Evidence-based medicine (EBM) or evidence based practice (EBP), is the judicious use of the best current evidence in making decisions about the care of the individual patient. EBP also integrates clinical expertise and takes patient desires, values, and needs into consideration. Dr. David Sackett and his colleagues at McMasters University in Ontario, Canada, initially proposed EBM.
EBP is an umbrella term that encompasses evidence-based medicine, evidence-based nursing, evidence-based physical therapy, evidence-based dentistry, etc.

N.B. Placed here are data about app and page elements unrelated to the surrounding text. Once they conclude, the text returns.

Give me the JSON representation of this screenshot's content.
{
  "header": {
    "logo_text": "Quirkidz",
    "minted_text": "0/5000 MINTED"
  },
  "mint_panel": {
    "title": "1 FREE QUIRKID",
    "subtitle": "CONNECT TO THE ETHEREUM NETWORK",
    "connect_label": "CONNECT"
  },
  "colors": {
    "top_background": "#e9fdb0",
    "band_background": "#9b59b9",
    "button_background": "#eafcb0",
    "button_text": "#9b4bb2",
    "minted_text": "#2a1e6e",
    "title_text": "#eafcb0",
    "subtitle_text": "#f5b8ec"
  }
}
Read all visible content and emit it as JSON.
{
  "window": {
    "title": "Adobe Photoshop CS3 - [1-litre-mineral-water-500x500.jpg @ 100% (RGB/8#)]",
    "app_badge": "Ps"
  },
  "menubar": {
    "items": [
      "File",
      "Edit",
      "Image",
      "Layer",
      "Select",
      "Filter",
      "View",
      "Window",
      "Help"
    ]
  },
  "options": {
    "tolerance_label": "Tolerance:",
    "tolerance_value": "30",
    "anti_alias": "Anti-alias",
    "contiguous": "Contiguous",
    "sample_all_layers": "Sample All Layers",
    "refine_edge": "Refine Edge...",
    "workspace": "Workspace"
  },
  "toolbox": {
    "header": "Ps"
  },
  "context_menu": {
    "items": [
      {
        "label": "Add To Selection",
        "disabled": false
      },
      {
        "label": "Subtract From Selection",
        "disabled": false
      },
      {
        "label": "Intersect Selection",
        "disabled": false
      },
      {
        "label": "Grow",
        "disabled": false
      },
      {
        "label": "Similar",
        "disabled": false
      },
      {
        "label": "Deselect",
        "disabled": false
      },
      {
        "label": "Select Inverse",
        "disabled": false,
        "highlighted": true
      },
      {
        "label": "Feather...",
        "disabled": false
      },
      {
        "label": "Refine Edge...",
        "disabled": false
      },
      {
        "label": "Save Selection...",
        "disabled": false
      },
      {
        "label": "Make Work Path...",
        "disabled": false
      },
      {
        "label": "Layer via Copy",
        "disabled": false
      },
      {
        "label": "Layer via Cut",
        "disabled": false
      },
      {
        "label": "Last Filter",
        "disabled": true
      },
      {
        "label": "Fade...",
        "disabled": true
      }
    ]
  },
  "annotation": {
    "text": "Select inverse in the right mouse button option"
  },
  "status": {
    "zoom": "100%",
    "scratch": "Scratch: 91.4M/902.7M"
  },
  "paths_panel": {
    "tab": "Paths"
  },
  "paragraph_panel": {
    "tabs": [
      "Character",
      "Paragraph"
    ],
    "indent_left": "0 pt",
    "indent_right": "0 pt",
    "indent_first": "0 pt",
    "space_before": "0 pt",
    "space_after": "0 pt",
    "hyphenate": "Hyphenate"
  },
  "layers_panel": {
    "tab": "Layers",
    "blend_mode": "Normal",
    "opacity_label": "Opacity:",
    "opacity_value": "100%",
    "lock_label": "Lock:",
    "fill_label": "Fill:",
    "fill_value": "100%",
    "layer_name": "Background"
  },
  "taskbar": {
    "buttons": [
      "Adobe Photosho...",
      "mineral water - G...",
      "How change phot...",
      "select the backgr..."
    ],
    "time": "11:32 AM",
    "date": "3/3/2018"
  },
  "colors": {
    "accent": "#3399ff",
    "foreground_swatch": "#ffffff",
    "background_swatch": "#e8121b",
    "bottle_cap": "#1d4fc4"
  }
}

Sackett D. L., Straus S. E., Richardson W. S., et. al. Evidence-Based Medicine: How to Practice and Teach EBM. Edinburgh: Churchill Livingstone, 2000.
Evidence-based practice consists of five steps:
1. Ask a searchable clinical question;
2. Find the best evidence to answer the question;
3. Appraise the evidence;
4. Apply the evidence with clinical expertise, taking the patient's wants/needs into consideration;
5. Evaluate the effectiveness and efficiency of the process.
Strauss, S. E. Evidence-Based Medicine: How to Practice and Teach EBM. New York: Churchill Livingstone, 2005.
|Research||Evidence-Based Practice (EBP)||Quality Improvement (QI)|
|Purpose: To generate new knowledge or validate existing knowledge by testing hypotheses using quantitative, qualitative, or mixed methods studies.||
Purpose: To find best evidence available from existing research studies and translate it into practice based on context and site.
Purpose: To evaluate or improve a process, program, service, or system in terms of safety, efficiency, or satisfaction.